• [RECORDS SUPPLIED]

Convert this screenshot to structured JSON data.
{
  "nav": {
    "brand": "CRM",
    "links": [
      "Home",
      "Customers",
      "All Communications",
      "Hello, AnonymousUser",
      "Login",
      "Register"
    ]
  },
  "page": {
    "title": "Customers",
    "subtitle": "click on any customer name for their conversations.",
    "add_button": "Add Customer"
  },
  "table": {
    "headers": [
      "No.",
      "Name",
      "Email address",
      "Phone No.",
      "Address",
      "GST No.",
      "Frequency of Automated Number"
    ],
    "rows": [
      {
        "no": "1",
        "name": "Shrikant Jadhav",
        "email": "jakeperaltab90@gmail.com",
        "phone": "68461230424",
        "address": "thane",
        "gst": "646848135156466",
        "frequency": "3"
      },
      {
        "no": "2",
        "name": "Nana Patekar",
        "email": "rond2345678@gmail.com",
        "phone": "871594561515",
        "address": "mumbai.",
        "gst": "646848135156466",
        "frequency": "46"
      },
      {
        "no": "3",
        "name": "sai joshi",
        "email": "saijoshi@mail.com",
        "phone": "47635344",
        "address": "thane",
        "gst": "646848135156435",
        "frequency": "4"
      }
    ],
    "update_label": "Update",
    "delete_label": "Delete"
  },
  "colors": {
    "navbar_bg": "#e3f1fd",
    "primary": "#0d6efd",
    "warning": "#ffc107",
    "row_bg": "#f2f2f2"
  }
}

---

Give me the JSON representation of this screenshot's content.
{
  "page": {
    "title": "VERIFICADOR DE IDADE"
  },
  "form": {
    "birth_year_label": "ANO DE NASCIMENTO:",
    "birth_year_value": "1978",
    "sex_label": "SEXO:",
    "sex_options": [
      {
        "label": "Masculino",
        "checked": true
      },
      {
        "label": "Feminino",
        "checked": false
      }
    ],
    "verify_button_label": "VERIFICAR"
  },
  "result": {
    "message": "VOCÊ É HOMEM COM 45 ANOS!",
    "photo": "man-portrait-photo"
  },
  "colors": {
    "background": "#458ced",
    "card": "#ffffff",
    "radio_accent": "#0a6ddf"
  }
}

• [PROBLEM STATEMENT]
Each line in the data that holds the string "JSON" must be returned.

• [ANSWER FOR THE TASK]
Convert this screenshot to structured JSON data.
Give me the JSON representation of this screenshot's content.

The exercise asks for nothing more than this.